walking through the deserted land, as if nature had cast a spell on it.
After a quiet walk at the Estancia, we started sailing again towards the last and the most coveted destination of this voyage, Perito Moreno. This arm of the lake is called Canal de los Tempanos, meaning "the Iceberg Channel" and rightly so, as we started getting closer, we came across more icebergs; larger, prettier and bluer than before. There is too much hype about Perito Moreno in this part of the world. Everyone is head over heels and talks about this as the most beautiful thing they had ever seen, so we were naturally very curious and excited to see it for real. A part of me did think that there is definitely some exaggeration happening here, only until we saw it for ourselves. No pictures or words that I or anyone else says can ever do justice to the sheer brilliance of this masterpiece of nature.
Perito Moreno is extraordinary in so many ways. Covering a total area of 100 sq miles, it is a part of the Southern Patagonian ice fields which is impressively the third largest reserve of fresh water in the world. What we are looking at is a massive wall of ice rising 70 meters above the lake Lago Argentino and stretching 3 miles wide, while two- thirds of the Glacier is below the water level and cannot be seen. While global warming is causing most Glaciers to recede, with an exception, Perito Moreno is continuously growing, advancing around 2 meters a day.
While sailing across the northern face of Perito Moreno we could witness the most fascinating phenomenon, fracturing of Glacial ice. When you least expect it, Massive chunks of ice would break off the walls of the Glacier and fall into the water with a thud and you will hear an incredible roar.

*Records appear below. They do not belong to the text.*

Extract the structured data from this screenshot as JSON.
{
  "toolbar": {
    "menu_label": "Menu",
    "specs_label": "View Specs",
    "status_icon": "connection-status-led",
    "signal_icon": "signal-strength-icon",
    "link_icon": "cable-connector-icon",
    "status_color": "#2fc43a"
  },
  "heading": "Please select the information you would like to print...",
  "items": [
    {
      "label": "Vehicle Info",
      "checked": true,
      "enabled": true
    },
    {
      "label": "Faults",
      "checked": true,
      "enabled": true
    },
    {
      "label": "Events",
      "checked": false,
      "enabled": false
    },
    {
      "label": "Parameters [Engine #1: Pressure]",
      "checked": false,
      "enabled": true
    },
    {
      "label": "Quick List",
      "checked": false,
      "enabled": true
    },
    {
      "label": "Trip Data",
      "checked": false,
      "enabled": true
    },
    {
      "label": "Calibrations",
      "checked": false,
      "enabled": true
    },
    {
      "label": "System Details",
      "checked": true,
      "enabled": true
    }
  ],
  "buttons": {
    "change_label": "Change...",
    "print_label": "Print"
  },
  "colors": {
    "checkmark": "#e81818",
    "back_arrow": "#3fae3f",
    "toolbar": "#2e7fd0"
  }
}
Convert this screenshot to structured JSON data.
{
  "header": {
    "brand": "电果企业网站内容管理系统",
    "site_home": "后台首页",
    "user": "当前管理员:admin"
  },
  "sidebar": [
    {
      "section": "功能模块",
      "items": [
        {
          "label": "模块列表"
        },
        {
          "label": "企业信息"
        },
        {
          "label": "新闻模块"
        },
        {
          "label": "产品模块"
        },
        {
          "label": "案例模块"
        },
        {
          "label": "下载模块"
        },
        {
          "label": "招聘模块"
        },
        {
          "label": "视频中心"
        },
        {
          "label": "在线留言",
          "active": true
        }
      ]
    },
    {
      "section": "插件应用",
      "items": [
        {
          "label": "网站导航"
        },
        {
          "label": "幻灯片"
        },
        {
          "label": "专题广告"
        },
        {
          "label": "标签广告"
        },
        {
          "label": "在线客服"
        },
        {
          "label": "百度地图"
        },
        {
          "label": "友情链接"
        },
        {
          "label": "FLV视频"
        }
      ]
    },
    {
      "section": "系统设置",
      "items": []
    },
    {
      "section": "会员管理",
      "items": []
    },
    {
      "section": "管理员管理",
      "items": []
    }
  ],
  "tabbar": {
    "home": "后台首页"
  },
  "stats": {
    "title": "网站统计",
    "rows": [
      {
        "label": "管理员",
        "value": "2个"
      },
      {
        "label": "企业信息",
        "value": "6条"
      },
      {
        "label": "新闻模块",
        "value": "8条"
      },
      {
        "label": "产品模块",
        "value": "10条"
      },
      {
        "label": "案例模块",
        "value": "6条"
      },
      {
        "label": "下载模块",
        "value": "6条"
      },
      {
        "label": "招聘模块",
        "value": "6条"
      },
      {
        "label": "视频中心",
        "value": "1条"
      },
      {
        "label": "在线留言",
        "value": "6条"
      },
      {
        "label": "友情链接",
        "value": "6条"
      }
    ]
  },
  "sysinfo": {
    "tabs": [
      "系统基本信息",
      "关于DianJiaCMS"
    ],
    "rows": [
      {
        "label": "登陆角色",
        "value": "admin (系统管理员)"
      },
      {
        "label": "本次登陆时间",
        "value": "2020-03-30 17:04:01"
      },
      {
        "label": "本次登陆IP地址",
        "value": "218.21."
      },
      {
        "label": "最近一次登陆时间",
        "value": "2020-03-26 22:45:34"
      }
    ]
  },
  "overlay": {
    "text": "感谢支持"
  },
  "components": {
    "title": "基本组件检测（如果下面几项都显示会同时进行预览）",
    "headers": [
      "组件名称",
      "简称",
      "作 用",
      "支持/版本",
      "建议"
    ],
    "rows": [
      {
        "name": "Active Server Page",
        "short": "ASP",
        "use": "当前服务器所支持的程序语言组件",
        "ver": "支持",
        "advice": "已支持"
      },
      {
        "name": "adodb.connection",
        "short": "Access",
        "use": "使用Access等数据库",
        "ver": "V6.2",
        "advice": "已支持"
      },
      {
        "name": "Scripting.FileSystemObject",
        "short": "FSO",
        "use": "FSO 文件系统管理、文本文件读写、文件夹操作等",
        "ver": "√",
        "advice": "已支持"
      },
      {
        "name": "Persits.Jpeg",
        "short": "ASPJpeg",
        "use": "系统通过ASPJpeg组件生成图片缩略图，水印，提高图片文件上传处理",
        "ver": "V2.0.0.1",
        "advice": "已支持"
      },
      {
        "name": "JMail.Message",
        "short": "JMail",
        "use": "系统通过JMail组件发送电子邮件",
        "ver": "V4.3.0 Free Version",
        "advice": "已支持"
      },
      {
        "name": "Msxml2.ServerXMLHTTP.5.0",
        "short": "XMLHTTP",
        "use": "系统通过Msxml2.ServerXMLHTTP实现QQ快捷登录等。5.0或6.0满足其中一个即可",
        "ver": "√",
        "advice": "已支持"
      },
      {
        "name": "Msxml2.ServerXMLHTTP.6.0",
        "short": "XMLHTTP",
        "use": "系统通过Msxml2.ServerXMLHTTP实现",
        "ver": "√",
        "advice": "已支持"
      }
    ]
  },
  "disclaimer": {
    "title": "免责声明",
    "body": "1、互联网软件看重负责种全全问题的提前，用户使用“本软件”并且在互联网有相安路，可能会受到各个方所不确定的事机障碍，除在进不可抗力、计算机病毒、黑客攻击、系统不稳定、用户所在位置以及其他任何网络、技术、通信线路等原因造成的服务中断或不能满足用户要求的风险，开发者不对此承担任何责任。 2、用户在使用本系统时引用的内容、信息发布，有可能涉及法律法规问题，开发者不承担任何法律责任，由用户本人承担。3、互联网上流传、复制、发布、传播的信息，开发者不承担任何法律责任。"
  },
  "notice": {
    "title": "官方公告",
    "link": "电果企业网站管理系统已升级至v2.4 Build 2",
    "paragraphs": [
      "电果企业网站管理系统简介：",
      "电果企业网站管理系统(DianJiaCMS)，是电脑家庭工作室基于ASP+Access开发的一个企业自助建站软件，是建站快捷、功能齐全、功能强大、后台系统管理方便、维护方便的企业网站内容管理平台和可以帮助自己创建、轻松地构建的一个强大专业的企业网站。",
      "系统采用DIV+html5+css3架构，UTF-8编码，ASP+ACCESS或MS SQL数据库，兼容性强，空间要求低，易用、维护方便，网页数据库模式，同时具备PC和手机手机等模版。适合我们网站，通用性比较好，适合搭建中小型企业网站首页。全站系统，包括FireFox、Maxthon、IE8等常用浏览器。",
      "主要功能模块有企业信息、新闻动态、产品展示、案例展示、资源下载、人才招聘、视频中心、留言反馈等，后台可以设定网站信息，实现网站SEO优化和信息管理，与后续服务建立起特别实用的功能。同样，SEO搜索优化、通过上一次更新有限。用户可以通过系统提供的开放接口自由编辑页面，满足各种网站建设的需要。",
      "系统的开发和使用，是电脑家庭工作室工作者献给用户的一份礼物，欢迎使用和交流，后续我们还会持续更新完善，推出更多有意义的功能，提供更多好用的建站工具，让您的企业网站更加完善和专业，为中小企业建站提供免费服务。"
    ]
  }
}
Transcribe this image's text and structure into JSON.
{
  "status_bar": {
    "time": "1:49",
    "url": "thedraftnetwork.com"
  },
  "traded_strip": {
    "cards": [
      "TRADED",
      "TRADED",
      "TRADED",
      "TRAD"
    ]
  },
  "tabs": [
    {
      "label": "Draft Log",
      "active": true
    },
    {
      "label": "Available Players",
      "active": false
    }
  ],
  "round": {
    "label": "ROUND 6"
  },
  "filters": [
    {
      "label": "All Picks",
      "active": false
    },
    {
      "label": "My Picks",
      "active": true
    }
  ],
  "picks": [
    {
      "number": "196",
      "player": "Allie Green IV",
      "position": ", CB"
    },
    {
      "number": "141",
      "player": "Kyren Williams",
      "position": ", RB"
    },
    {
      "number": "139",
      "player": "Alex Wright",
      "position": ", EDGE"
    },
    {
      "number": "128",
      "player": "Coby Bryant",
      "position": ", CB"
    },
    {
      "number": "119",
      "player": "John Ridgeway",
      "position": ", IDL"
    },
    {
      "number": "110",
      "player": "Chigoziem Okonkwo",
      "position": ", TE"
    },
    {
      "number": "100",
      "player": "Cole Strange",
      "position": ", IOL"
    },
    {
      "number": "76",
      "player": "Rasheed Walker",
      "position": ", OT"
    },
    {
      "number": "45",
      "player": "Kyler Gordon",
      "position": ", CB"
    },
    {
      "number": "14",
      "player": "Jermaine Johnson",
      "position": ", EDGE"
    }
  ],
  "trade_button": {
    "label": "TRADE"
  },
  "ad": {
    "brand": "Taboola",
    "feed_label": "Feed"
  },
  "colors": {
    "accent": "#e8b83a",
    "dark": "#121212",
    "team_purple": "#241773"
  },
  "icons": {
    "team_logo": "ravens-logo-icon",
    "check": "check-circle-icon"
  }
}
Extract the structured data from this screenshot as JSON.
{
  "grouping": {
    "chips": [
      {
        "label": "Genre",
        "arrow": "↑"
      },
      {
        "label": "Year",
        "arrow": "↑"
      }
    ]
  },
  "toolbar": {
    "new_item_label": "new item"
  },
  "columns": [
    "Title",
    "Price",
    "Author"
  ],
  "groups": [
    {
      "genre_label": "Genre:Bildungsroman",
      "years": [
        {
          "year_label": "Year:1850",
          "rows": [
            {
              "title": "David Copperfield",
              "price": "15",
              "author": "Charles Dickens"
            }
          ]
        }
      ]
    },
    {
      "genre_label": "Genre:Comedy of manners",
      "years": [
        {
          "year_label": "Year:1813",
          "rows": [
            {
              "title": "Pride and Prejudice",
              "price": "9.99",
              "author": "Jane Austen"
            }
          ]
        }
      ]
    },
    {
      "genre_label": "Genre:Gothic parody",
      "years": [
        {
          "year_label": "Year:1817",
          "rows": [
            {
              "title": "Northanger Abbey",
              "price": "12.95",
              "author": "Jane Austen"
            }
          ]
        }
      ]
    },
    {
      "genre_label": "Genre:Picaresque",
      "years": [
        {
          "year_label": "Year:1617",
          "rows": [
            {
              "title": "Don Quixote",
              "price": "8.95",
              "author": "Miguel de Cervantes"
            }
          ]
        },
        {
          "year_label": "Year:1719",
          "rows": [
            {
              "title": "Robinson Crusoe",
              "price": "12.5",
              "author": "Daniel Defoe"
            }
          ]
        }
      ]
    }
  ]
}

This spectacle is as miraculous as it can get, a sight to behold.
Perito Moreno is understandably the most visited Glacier in the national park. And there are multiple ways to experience it. After having an exhilarating experience of sailing in front of the Glacier, we disembarked on a landmass right opposite to the northern face of the glacier, where we walked across a circuit of footbridges and viewing balconies to appreciate the beaming white beauty with bright blue hues from different viewpoints. There are multiple trails at different levels so one can easily spend a few hours here. It was simply magical to peacefully hang around the balconies and watch the ice rupture and fall into the emerald waters of the lake. It is a spectacle that excited me each and every time I saw it. The thundering sound still rings in my ear as I think of it. We are so close to the Glacier that I could feel it breathing cold icy air on my face.
This part of the park can also be reached by car or bus from El Calafate. So if you just want to see Perito Moreno, you may also take an early morning bus or a shared cab and spend a few hours here. Although I would suggest taking the whole tour, there is an hour long boat ride that can be booked from here as well.
We did not know about this earlier, but I hear that if weather permits, there is also an option to do Kayaking at the north face which seems like a fun and adventurous way of exploring Perito Moreno. You will have to pre-book this at one of the tour companies in El Calafate itself.
If you are up for more adventure and don't might splurging a little, The MINI TREKKING and the BIG ICE TOURS run by some companies allow you to get right on to the Glacier. The first one is a shorter 1.5 hours stint on the ice while the BIG ICE is 4 hours long trekking adventure on the glacier. Both the tours include a boat ride to a landing point, walking a bit to get to the ice and then wear crampons and trek on the ice with a trained guide. It must be fantastic to get to see all the crazy ice formations up close. We chose to skip this since we had only a day and wanted to take the Cruise to see multiple Glaciers in a single day.
Having treated all our senses to nature's bounty, Maria Turquesa sailed us back to the harbor from where we reached our hostel around 8 pm, ready to crash on our beds after an unforgettable day.